Lenders require proof of property settlement before a re-finance

Until recently if one party to a marriage would not consent to a divorce in Pennsylvania  there was a mandatory  two year waiting period before the moving party could proceed with a divorce.   On October 4, 2016, Governor Wolf signed House Bill 380, which reduces the waiting period from two years to one.   The new law goes into effect this December 2016.

This law is a major victory for parents and children in Pennsylvania.     Divorce, as we have written here previously, is one of the most stressful times in the life of a family.   It  can be a time of  uncertainty,  anxiety, anger,  fear and depression.   Children may be confused and scared.   A prolonged  waiting period  between unhappy parents  can have serious detrimental effects upon spouses and the children who  may bear witness to fighting and experience instability.

The original legislative intent behind a  waiting period was for family reunification.   Our lawmakers felt that  a longer waiting period would encourage reconciliation.  They  respected keeping families together,  and did not want to be quick to endorse family break up.  In reality, their intention was not realized.

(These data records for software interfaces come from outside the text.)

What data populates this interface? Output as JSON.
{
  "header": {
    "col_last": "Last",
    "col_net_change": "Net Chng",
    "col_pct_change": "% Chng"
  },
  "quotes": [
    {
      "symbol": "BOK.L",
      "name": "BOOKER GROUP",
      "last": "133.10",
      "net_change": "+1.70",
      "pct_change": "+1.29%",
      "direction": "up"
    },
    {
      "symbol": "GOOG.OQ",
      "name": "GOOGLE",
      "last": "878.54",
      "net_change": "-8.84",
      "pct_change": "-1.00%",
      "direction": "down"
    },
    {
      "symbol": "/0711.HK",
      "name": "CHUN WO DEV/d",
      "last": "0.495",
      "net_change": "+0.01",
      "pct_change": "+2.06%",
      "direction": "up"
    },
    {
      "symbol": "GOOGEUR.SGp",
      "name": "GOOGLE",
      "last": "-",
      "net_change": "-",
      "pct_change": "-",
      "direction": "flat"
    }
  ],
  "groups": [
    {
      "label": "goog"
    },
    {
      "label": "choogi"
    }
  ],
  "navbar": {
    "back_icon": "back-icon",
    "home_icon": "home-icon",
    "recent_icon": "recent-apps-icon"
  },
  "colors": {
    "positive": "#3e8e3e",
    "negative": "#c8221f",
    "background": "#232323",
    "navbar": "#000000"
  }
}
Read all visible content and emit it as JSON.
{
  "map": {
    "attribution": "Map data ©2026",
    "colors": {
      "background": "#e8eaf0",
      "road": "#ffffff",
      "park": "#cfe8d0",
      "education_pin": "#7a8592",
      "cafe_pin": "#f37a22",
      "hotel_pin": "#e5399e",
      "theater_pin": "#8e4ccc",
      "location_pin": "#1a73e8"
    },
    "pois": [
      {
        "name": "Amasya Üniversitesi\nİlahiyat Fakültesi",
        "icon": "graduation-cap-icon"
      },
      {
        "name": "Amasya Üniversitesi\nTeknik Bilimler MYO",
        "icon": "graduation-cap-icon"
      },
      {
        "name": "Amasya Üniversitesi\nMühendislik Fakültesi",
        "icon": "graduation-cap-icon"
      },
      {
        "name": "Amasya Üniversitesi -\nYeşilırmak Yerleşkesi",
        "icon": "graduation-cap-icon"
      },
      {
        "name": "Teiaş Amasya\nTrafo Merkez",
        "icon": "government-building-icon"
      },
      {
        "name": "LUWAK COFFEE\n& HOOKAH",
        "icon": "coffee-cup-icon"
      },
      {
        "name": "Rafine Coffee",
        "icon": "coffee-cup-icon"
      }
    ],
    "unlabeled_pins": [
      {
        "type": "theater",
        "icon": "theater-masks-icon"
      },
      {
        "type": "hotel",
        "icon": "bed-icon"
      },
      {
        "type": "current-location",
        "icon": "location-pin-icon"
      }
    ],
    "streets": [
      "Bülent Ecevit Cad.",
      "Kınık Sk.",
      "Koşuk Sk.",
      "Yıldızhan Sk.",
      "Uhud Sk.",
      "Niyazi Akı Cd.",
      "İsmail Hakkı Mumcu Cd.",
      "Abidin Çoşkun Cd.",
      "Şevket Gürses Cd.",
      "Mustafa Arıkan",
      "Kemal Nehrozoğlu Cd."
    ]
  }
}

By the time one party makes the heart wrenching decision to consult an attorney and proceed with a divorce filing, the likelihood of a family reunification is almost nil.   Continue reading